Former Prime Minister Nawaz Sharif can return to Pakistan from exile, the Supreme Court ruled Thursday, dealing another setback to President Gen. Pervez Musharraf.
Sharif and his family "have an inalienable right to enter and remain in the country as citizens of Pakistan," Chief Justice Iftikhar Mohammed Chaudhry said.
Their return should not be "hampered or obstructed" by the authorities, the court said.
Sharif and Benazir Bhutto, another banished ex-premier, are vowing to return and lead a growing campaign to restore democracy, increasing the pressure on Musharraf to end eight years of military rule.
Earlier on Thursday, a lawyer for Sharif told the Supreme Court that his client had an “undeniable, unqualified, fundamental right to remain in Pakistan and contest the forthcoming elections.”
“You have no right to send someone abroad, to send someone into exile,” attorney Fakhruddin Ibrahim said to government lawyers in the first hearing on a petition filed by the former leader and his brother.
Musharraf banished Sharif and his family to Saudi Arabia in December 2000, the year after Musharraf ousted Pakistan’s last civilian-led government in a bloodless coup.
Musharraf has said he let Sharif out of jail and allowed him to leave Pakistan under an arrangement whereby he would not return for at least 10 years.
On Wednesday, government lawyers gave the court a copy of what it said was the agreement signed by Sharif.
However, the document neither mentions Pakistan’s government nor carries the signature of any Pakistani official — a point seized on by Sharif and his lawyers to contest its validity.
“It has to be ignored,” Ibrahim said.
Unspecified legal action
Government lawyers have said they cannot prevent Sharif from returning but warn that he could face unspecified legal action when he reaches Pakistani soil.
Musharraf, who moved against Sharif after he tried to replace him as army chief, has vowed to prevent the exiled former leaders from returning.
But with the United States urging stronger action against Taliban and al-Qaida militants in Pakistan, he has begun talking of the need for political reconciliation and for moderates to unite against extremism.
Musharraf and Bhutto are currently engaged in talks about a possible power-sharing deal that could help him gain a new five-year presidential term this fall.
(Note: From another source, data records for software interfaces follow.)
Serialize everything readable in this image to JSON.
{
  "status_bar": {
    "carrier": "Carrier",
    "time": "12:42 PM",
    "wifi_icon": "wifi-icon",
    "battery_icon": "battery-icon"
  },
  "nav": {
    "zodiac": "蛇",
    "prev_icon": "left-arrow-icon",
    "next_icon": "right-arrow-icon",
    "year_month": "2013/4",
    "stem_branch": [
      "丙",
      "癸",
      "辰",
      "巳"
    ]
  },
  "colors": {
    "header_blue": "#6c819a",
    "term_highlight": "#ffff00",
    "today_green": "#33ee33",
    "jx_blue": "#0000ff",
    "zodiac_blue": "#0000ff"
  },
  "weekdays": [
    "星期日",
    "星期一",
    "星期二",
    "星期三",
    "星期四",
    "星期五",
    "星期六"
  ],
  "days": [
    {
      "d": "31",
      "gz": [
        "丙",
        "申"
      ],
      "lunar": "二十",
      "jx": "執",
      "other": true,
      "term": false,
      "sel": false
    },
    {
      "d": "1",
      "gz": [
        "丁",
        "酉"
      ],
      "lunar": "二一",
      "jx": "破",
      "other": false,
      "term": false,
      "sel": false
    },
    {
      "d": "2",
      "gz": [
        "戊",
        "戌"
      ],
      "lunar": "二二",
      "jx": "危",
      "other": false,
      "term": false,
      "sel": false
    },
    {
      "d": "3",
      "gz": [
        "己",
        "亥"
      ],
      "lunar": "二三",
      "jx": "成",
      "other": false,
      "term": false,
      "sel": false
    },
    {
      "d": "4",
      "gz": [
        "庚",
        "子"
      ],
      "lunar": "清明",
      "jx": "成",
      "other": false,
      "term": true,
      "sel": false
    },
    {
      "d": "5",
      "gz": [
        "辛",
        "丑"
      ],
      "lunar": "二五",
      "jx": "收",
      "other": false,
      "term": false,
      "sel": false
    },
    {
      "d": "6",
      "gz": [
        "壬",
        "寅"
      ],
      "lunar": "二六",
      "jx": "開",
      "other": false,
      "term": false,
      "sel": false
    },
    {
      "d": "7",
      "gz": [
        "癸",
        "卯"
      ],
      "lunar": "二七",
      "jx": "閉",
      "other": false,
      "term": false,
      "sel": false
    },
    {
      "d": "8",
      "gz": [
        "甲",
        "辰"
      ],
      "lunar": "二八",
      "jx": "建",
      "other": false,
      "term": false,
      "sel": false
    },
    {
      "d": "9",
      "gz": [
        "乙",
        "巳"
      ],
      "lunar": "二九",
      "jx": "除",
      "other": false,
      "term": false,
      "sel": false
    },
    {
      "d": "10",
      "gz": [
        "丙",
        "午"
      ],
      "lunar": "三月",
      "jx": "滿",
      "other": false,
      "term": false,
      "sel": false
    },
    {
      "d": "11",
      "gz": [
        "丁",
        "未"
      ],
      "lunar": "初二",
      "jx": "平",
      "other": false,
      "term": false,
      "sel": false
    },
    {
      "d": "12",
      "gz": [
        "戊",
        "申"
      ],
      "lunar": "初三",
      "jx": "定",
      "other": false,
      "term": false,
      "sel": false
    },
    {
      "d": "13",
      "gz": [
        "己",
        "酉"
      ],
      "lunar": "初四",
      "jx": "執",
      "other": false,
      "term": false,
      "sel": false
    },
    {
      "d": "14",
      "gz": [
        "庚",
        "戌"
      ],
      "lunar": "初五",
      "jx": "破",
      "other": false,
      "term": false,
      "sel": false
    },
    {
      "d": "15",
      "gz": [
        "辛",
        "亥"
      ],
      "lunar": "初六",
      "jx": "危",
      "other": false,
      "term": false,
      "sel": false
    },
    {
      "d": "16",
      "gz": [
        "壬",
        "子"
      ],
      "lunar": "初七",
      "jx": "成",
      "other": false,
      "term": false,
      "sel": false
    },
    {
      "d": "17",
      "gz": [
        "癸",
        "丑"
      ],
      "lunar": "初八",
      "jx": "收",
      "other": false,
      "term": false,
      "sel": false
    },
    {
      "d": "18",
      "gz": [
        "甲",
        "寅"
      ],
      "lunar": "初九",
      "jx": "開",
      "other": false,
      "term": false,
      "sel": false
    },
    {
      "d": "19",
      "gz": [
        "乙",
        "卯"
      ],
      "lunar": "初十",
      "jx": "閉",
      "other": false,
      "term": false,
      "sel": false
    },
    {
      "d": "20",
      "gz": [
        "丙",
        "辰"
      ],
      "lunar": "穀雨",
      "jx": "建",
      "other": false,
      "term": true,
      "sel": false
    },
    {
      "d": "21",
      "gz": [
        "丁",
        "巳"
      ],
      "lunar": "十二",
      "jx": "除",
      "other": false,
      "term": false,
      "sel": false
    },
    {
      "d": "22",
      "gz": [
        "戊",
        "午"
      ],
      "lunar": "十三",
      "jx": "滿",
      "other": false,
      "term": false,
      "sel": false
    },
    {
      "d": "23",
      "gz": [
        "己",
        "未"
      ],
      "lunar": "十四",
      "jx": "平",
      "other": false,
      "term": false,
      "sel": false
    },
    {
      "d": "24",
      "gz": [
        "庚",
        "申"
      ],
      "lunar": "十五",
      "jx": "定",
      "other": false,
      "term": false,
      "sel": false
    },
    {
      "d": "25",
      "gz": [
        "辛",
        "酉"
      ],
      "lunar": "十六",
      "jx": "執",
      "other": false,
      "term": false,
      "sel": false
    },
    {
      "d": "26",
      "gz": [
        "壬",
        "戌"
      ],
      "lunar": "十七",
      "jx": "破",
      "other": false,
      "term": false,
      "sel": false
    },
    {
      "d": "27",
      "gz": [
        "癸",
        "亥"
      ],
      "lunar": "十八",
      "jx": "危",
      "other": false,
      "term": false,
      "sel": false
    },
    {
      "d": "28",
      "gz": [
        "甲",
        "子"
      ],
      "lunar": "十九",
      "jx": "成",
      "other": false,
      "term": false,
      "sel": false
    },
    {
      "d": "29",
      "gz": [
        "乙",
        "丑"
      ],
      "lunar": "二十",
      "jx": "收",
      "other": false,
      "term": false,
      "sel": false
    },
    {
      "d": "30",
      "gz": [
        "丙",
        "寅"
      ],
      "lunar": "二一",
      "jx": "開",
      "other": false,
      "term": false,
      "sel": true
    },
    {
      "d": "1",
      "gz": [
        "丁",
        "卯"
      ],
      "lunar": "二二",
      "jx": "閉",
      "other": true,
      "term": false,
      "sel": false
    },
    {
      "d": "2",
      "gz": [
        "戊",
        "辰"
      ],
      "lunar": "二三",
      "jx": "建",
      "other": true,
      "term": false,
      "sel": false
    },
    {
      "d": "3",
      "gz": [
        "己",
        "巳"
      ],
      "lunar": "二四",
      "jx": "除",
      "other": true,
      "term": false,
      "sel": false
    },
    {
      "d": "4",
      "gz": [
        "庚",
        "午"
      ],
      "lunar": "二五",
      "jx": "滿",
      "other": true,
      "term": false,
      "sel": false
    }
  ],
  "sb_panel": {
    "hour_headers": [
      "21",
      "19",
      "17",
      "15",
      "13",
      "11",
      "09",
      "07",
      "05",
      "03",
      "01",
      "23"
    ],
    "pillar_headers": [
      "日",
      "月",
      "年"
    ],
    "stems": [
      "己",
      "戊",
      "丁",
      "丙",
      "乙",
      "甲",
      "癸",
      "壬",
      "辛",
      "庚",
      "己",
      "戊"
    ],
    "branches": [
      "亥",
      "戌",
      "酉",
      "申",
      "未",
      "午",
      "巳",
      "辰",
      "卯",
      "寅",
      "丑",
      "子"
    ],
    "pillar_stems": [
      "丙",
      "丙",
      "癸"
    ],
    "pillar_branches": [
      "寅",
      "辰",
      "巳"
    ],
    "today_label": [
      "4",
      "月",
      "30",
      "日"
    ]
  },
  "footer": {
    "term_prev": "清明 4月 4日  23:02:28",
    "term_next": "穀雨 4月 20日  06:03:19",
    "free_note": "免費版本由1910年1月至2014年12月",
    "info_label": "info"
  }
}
The presidential vote, due by mid-October, is to be followed by year-end parliamentary elections, where the main opposition parties of Sharif and Bhutto hope to make gains.
Bhutto, who left Pakistan in 1999 to avoid arrest on corruption charges, insists Musharraf must give up his military post to win her party’s support.